The last five months in the volatile jungle had the most memorable in Subba’s life, but he wished they had never happened to him. Every morning he set out to ‘control’ the very people he had sworn to protect. Not many of them recognised the difference between the British and India governments, for they had been callously ignored by both regimes. Their demands weren’t fancy, Subba found himself reasoning one night, all they wanted was the right to live as had been promised in the new Constitution. When denied vehemently and indifferently, they had taken up arms. Wasn’t this a lot like self-defence than offence?
However, regardless of opinions, Subba reported for duty every morning with the same energy. That his heart was being eaten out by innumerable questions and doubts was never made known to any of his colleagues. If the Indian government was going to treat its own people in a manner so high-handed as the British once did, what was the purpose of the entire freedom drama? While traversing time through the dark night, Subba found himself wondering if the British rule had truly been a blessing in disguise.
At least back then he faced no moral qualms in lashing out against a brown brother–it was his job and he had mouths to feed.

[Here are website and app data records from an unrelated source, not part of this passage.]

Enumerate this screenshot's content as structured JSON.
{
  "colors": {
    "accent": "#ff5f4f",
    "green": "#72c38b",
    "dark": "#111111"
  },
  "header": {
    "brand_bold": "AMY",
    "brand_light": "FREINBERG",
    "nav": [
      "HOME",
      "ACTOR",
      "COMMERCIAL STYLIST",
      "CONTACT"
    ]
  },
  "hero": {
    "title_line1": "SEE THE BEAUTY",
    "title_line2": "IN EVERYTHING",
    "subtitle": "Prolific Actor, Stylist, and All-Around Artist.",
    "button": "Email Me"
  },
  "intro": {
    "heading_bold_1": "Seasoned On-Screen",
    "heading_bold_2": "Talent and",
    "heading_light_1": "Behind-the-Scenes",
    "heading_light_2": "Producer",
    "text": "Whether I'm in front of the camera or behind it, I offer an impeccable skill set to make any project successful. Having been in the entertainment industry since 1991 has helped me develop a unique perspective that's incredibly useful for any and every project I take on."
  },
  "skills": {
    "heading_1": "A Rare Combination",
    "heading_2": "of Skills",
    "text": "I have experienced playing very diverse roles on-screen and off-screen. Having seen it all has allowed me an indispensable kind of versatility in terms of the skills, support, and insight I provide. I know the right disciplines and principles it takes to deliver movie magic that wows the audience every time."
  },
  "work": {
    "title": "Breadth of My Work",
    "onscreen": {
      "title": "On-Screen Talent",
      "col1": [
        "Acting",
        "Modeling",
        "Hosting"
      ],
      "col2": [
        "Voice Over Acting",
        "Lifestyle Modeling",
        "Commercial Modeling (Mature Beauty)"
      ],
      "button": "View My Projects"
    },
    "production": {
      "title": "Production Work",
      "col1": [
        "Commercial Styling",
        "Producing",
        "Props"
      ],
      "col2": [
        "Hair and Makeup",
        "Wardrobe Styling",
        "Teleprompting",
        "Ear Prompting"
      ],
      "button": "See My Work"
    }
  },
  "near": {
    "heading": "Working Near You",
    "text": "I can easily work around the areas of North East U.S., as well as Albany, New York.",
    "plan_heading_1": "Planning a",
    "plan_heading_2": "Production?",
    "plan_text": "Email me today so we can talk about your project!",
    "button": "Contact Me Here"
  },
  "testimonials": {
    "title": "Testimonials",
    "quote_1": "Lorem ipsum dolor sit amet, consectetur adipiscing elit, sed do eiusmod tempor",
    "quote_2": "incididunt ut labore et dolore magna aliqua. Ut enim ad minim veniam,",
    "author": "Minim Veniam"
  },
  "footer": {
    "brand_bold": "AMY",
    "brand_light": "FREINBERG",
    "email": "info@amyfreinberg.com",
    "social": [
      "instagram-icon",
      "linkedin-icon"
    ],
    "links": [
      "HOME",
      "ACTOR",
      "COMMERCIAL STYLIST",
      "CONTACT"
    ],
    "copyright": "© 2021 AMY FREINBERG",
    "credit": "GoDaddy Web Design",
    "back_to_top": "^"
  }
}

He was clear about belonging to the British team and hence, it was easier to be a police officer. But now, both the teams were made of his own people. One had touched his stomach and the other had touched his heart. Secretly Subba wished that he did not have to be present for tomorrow’s rallies. Not anymore did he have the heart to strike at anyone made of the same earth as him.
He finally found the ‘good song’ he had been searching for – slipping on his favourite Mukesh[vi] expression, Subba began humming ‘Awaara hoon, awaara hoon, ya gardish mein hu aasaman ka taara hu…’[vii]
Perhaps Subba was in luck again (or was he?). The forces of the universe had heard him once again, and they were too ready to oblige him at the moment’s notice. Unwittingly in the dark had Subba stepped on an IED[viii]. The next step he took was no more towards life.
The explosion was resounding. Red flames leapt to touch the sky. In a flash, Head Constable Subba was reduced into ashes and along with him the memories of an uncared for history.
[i] Waheguru can be loosely translated to ‘Wonderful God!’
[ii] Samosas are a triangular savoury pastry fried oil, containing spiced vegetables or meat.
[iii]Mohalla is an area of a town or village; a close-knit community.
[iv] Lathi is a long, heavy iron-bound bamboo stick used as a weapon.
[v] Jawan refers to a male police officer or soldier
[vi] Mukesh was a legendary Indian playback singer of Hindi movies in the mid 1900s.
[vii] ‘Awaara hoon, awaara hoon, ya gardish mein hu aasaman ka tara hu…’ is a song from the classic Hindi film, Awara (1951). The lyrics can be loosely translated to ‘Vagabond am I, vagabond am I, or maybe a star, doing its circuits, in the sky’
[viii] IED stands for Improvised Explosive Device, or a roadside bomb. In the recent years IEDs have become something of a patent weapon of the Maoists in India.